A thoughtful reflection of finding faith and community remotely during this time.

Mount St. Joseph News


Some Catholics feel obliged to attend Sunday Mass. I attend, participating as fully as I can, because it nourishes me. I find peace in the rituals that have been part of my life since childhood: the entrance procession, the prayers (some with familiar refrains), the offerings, the music, the readings, the reflections…and the community.


When the Catholic bishops of Ohio closed down parish churches partway through Lent to comply with best distancing practices, I applauded their decision, never imagining how long this directive would be in effect. In hindsight, I was naïve to assume we might be celebrating Holy Week with our parish friends.


To make it through this desert time, I would need prayer and community. Friends had been watching televised masses, some originating from their own parishes, some from around the world.
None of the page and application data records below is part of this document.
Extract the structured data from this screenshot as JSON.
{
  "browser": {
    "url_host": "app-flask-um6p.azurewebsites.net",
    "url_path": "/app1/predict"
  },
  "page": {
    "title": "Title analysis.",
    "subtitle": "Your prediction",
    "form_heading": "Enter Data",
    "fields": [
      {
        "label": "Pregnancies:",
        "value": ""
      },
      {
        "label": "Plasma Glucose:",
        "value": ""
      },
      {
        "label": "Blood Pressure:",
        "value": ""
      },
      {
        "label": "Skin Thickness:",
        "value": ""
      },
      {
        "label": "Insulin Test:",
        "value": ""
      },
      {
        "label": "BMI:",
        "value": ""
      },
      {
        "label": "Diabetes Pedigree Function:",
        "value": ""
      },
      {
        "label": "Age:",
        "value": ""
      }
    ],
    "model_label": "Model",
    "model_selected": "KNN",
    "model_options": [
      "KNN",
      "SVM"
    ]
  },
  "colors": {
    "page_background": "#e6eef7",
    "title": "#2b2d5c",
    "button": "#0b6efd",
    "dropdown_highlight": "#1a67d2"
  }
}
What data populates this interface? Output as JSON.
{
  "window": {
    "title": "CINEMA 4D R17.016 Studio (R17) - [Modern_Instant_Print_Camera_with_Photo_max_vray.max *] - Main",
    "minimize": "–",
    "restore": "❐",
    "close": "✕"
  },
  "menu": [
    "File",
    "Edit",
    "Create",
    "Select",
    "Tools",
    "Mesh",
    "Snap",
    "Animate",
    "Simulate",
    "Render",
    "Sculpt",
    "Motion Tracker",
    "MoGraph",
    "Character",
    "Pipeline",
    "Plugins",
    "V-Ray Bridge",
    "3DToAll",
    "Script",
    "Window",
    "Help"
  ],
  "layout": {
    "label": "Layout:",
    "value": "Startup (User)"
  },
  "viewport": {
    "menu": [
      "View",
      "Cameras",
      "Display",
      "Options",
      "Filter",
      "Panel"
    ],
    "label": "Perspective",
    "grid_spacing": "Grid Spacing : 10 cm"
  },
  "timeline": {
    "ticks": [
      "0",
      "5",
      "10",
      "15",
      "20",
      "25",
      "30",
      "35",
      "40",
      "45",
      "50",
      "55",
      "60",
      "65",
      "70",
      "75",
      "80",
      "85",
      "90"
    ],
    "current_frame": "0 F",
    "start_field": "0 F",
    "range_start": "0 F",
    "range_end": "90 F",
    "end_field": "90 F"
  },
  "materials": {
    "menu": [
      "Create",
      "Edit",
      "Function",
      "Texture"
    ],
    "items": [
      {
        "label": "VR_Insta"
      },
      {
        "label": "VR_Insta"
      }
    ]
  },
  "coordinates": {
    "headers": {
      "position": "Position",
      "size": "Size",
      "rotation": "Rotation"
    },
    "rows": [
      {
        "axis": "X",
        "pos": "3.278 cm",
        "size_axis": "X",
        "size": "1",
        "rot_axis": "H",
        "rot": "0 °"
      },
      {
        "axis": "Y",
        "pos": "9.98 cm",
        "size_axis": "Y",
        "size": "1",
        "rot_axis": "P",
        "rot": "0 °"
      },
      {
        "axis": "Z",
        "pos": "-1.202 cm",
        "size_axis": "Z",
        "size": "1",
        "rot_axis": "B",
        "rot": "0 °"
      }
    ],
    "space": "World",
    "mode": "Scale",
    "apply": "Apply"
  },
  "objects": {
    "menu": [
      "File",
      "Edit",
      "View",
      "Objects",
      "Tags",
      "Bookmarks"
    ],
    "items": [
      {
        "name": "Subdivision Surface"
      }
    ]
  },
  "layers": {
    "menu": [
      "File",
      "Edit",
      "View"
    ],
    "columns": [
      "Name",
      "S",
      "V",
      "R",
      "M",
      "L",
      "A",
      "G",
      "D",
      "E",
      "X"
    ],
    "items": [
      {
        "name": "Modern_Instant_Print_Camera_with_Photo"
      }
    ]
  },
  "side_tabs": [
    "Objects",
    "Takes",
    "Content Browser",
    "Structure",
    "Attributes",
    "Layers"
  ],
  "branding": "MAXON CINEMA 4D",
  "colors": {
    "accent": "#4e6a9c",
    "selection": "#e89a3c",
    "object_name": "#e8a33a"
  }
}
When my father was in a nursing home, I realized as I heard televisions blaring from multiple rooms Sunday mornings, that televised Masses comforted many residents. Not for me, I thought. Too unnatural, more like a show than a prayerful time for me.


Already an accomplished convener of meetings through Zoom, I suggested to two friends and my husband that we have Zoom prayer at 10 on Sunday mornings. I volunteered to find the appropriate readings and responses online, one friend supplied recorded opening and closing hymns, we alternated selecting a closing prayer, and, in place of a homily, we slowly felt free to share our insights.


Possibly because of the circumstances, we began to notice details we had taken for granted over the years. Before Jesus exited the tomb, had he actually neatly folded the head wrapping and laid it rolled up in a separate place? How Jesus must have loved his friends Mary and Martha to drop everything to come quickly at their request to bring their brother Lazarus back from the dead. On that Lenten morning for our congregation of four, all missing our own family and friends as we distanced ourselves to “flatten the curve,” that reading held special meaning.


More than once over these weeks, I have been blindsided by the emotional impact of our virtual gatherings. Since we all practiced our assigned readings each week, I was taken aback the first week when I began to feel tears welling up as I read. Usually, I can anticipate when I might lose control during a particularly moving passage. But my reading wasn’t even that moving. Still I choked up partway through it.


Later in the day, I pondered the question “Why?” Why this reading? Why this morning?


As I continue to revisit the “whys,” this is what feels true: After weeks of fear, sadness and isolation, being together as a community in prayer, even remotely, was enough balm to unleash the powerful feelings I had been holding inside. My soul was letting me know that it was okay to cry.


Even though I was more isolated than I would have chosen, I realized that I had company in my prayers, my reflections and my tears.


Rabbi Harold Kushner in his classic book “Why Bad Things Happen to Good People” says it so well: “Prayer, when it is offered in the right way, redeems people from isolation. It assures them that they need not feel alone and abandoned. It lets them know that they are part of a greater reality, with more depth, more hope, more courage, and more of a future than any individual could have by himself.”


These days of teaching remotely, singing “Happy Birthday” to grandchildren over the internet--and aching to hug them, family, friends and students--are less than ideal in their forced isolation. I take comfort in knowing I am not really alone.